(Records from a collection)
################

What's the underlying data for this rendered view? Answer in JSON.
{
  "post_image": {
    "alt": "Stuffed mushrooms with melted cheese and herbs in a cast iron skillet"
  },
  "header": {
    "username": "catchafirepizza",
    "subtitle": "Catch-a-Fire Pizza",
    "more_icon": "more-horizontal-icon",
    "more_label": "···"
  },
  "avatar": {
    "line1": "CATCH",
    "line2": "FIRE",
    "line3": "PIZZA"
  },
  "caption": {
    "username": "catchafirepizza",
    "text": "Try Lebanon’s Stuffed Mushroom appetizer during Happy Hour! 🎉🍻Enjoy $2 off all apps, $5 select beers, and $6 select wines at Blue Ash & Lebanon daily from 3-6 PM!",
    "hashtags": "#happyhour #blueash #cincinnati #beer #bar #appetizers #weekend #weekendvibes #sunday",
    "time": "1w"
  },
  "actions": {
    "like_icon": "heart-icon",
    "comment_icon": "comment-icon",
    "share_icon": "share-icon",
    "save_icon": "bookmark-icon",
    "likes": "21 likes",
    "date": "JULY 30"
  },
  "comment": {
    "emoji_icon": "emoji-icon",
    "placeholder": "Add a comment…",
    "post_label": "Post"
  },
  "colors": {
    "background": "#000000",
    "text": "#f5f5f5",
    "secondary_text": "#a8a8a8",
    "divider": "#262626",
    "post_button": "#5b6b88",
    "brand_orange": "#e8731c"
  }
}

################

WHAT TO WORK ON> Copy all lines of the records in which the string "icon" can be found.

COMPLETED EXERCISE>
    "more_icon": "more-horizontal-icon",
    "like_icon": "heart-icon",
    "comment_icon": "comment-icon",
    "share_icon": "share-icon",
    "save_icon": "bookmark-icon",
    "emoji_icon": "emoji-icon",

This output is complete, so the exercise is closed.